On this particular weekend I was sparring some of the white collar guys, and I was having a ball. Although I was yet to fight, I now had more than enough experience to know what I was doing, and my punches zipped around and through their guards with satisfying ease. Even more pleasingly, the punches I took that day, ones that years ago would have sent me panicking to the canvas, were either slipped or shaken off. My ribs no longer ached, and my legs held my weight just fine. I had gotten better.
My final round of the day was against a guy called Tommy, and I snapped his head back with a sharp jab as the timer rang. He grinned, calling me the ‘C-word’ as I wrapped him up in my long arms, smothering his advance. I like Tommy, and Tommy likes me; we have been training together for the best part of a year, and I was one of his sparring partners while he was in camp for his own white collar fight a few months previously. As the clinch became untidy, he rabbit-punched me jokingly and pushed me into a corner. We wrestle. Then he catches me with a right hand that gets my attention – now its my turn to rough-house. We trade body shots, grinning at one another.
Ryan removes my head-guard at the end of the session, then smacks me on the back of the head. “Ow, fuck, what was that for?” I protest.
“When are we gonna see you in the ring, then?” he asks.
“When my own coaches stop hitting me, I’ll think about it.”
“No, seriously,” he persists. I stall, thinking of something to say.
“As soon as I have shifted this weight off” I laugh, pointing to my waist line and taking off my gloves. Ryan thrusts my head guard into my chest and lowers his voice.
“All of the guys in there have fought before, and I’d put you in with any of them. Look at Tommy; he’s fought before, but you look so comfortable against him. Look at Joe, he’s fought twice now, and you’d handle him with ease if you fought him.”
This time he really was asking. I throw my head guard down with my gloves and turn back to him.
“We’re organizing a show on the 1st December in Beckenham, just outside London. You’d be great on that.”
“Because you’re ready, man!”
I think, and massage my aching jaw; Tommy’s right hand had caught me harder than I thought.
“How much do you weigh at the moment?” Asks Ryan.
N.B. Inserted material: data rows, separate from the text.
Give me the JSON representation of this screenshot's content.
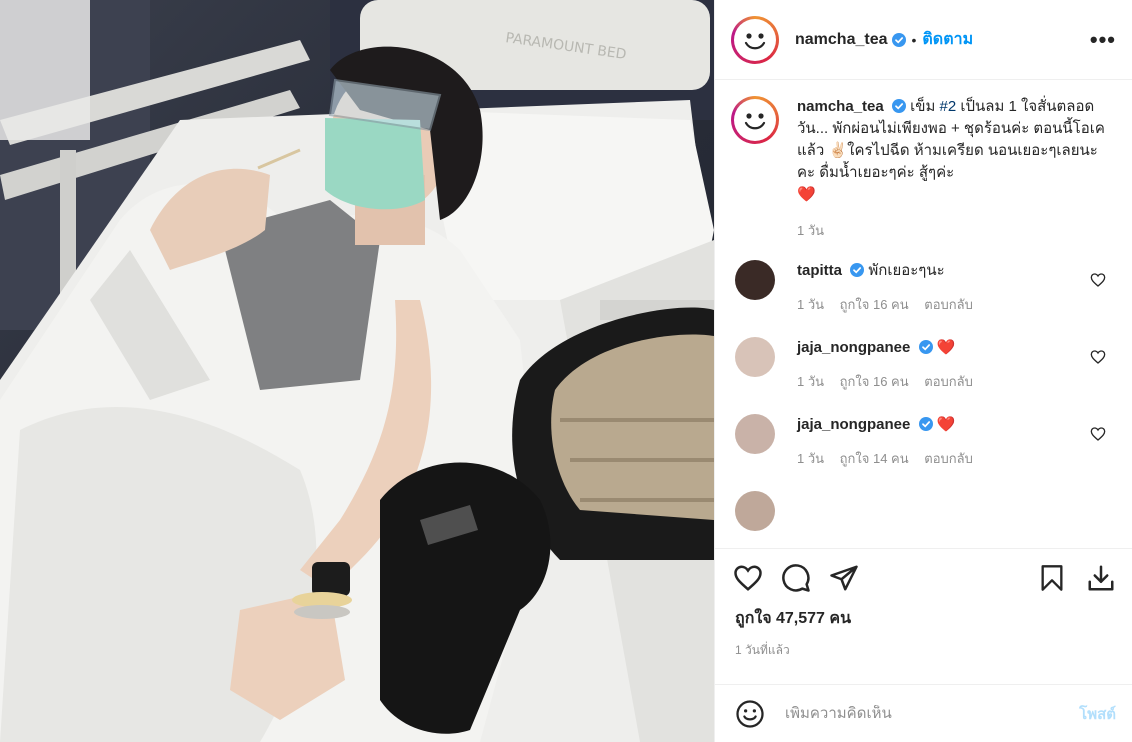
{
  "post": {
    "username": "namcha_tea",
    "follow_label": "ติดตาม",
    "more_label": "•••",
    "caption_prefix": "เข็ม ",
    "caption_hashtag": "#2",
    "caption_rest": " เป็นลม 1 ใจสั่นตลอดวัน... พักผ่อนไม่เพียงพอ + ชุดร้อนค่ะ ตอนนี้โอเคแล้ว ✌🏻ใครไปฉีด ห้ามเครียด นอนเยอะๆเลยนะคะ ดื่มน้ำเยอะๆค่ะ สู้ๆค่ะ",
    "caption_heart": "❤️",
    "caption_age": "1 วัน"
  },
  "comments": [
    {
      "username": "tapitta",
      "text": "พักเยอะๆนะ",
      "age": "1 วัน",
      "likes": "ถูกใจ 16 คน",
      "reply": "ตอบกลับ",
      "avatar_color": "#3a2a26"
    },
    {
      "username": "jaja_nongpanee",
      "text": "❤️",
      "age": "1 วัน",
      "likes": "ถูกใจ 16 คน",
      "reply": "ตอบกลับ",
      "avatar_color": "#d8c3b8"
    },
    {
      "username": "jaja_nongpanee",
      "text": "❤️",
      "age": "1 วัน",
      "likes": "ถูกใจ 14 คน",
      "reply": "ตอบกลับ",
      "avatar_color": "#c9b2a8"
    }
  ],
  "actions": {
    "icons": [
      "heart-icon",
      "comment-icon",
      "share-icon",
      "bookmark-icon",
      "download-icon"
    ]
  },
  "likes_label": "ถูกใจ 47,577 คน",
  "posted_ago": "1 วันที่แล้ว",
  "add_comment": {
    "placeholder": "เพิ่มความคิดเห็น",
    "post_label": "โพสต์"
  },
  "photo": {
    "bed_brand": "PARAMOUNT BED"
  },
  "colors": {
    "link": "#0095f6",
    "hashtag": "#00376b",
    "muted": "#8e8e8e",
    "heart": "#ed4956"
  }
}
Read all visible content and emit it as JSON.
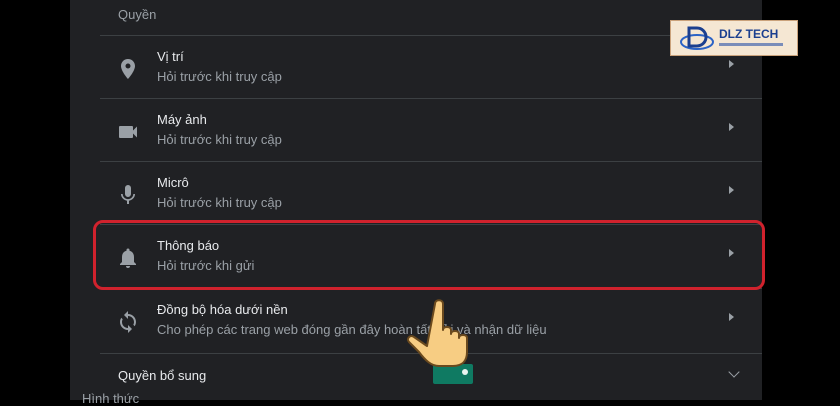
{
  "section": {
    "title": "Quyền"
  },
  "permissions": [
    {
      "title": "Vị trí",
      "sub": "Hỏi trước khi truy cập",
      "icon": "location-icon"
    },
    {
      "title": "Máy ảnh",
      "sub": "Hỏi trước khi truy cập",
      "icon": "camera-icon"
    },
    {
      "title": "Micrô",
      "sub": "Hỏi trước khi truy cập",
      "icon": "microphone-icon"
    },
    {
      "title": "Thông báo",
      "sub": "Hỏi trước khi gửi",
      "icon": "bell-icon"
    },
    {
      "title": "Đồng bộ hóa dưới nền",
      "sub": "Cho phép các trang web đóng gần đây hoàn tất gửi và nhận dữ liệu",
      "icon": "sync-icon"
    }
  ],
  "extra": {
    "label": "Quyền bổ sung"
  },
  "below_text": "Hình thức",
  "logo": {
    "brand": "DLZ TECH"
  },
  "colors": {
    "highlight": "#d0222d",
    "panel": "#202124"
  }
}
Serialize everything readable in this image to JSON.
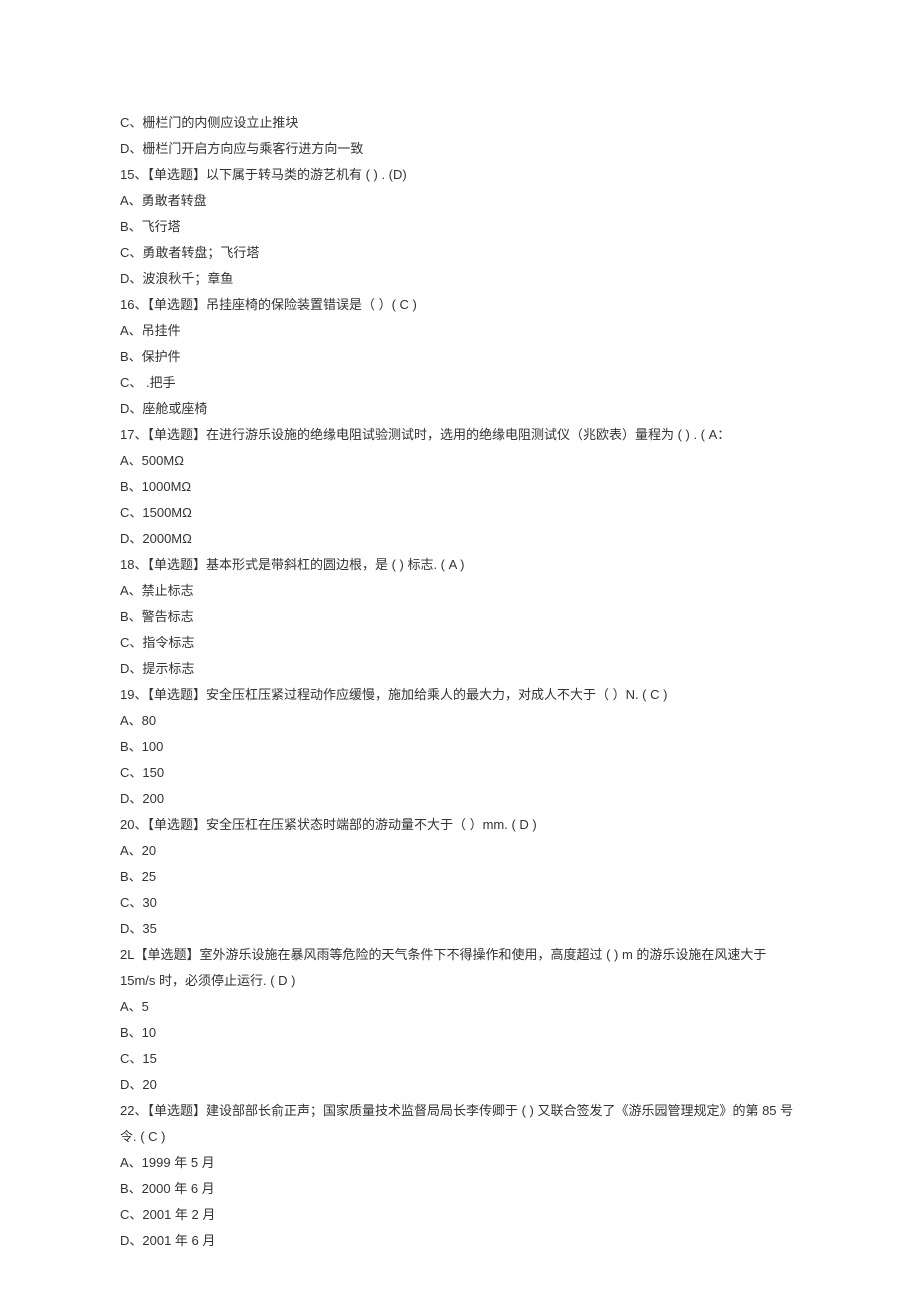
{
  "lines": [
    "C、栅栏门的内侧应设立止推块",
    "D、栅栏门开启方向应与乘客行进方向一致",
    "15、【单选题】以下属于转马类的游艺机有 (   ) . (D)",
    "A、勇敢者转盘",
    "B、飞行塔",
    "C、勇敢者转盘；飞行塔",
    "D、波浪秋千；章鱼",
    "16、【单选题】吊挂座椅的保险装置错误是（ ）( C )",
    "A、吊挂件",
    "B、保护件",
    "C、 .把手",
    "D、座舱或座椅",
    "17、【单选题】在进行游乐设施的绝缘电阻试验测试时，选用的绝缘电阻测试仪（兆欧表）量程为 ( ) . ( A：",
    "A、500MΩ",
    "B、1000MΩ",
    "C、1500MΩ",
    "D、2000MΩ",
    "18、【单选题】基本形式是带斜杠的圆边根，是 (  ) 标志. ( A )",
    "A、禁止标志",
    "B、警告标志",
    "C、指令标志",
    "D、提示标志",
    "19、【单选题】安全压杠压紧过程动作应缓慢，施加给乘人的最大力，对成人不大于（ ）N. ( C )",
    "A、80",
    "B、100",
    "C、150",
    "D、200",
    "20、【单选题】安全压杠在压紧状态时端部的游动量不大于（ ）mm. ( D )",
    "A、20",
    "B、25",
    "C、30",
    "D、35",
    "2L【单选题】室外游乐设施在暴风雨等危险的天气条件下不得操作和使用，高度超过 (  )  m 的游乐设施在风速大于 15m/s 时，必须停止运行. ( D )",
    "A、5",
    "B、10",
    "C、15",
    "D、20",
    "22、【单选题】建设部部长俞正声；国家质量技术监督局局长李传卿于 (  ) 又联合签发了《游乐园管理规定》的第 85 号令. ( C )",
    "A、1999 年 5 月",
    "B、2000 年 6 月",
    "C、2001 年 2 月",
    "D、2001 年 6 月"
  ]
}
I frown; I know I’m heavier than I should be.
“About 13 ½ stone. I could get it off, though.” Ryan swats at the air dismissively.
Pah!” He says. “We’ll get that off no problem. Come on, man! What are you waiting for?”
He was right; what was I waiting for? I had no idea. The thought of it had always appealed, but there were so many “what ifs” – about being good enough, about preparation, about how my fiancee and family would react, about losing – that I struggled to make sense of, and I was still struggling with them on the walk home from the gym. One thing I did know is that I was running out of excuses, and the longer I continued to make them up, the smaller my chances of fighting became. As I turned the corner of the street where my parents live, still mulling all this over, I heard my phone beep in my pocket – a message from Ryan. I stopped to read it.
“1st December, give it a go.”
I had run out of excuses. If I were to say no to this one, I knew I would never say yes. I’d have been all talk and no minerals for 10 years, and the person I hoped I had become, had worked so hard so grow into, would be just another fictional character in the long list of People I Would Rather Be. So, after a pause, I wrote a message back.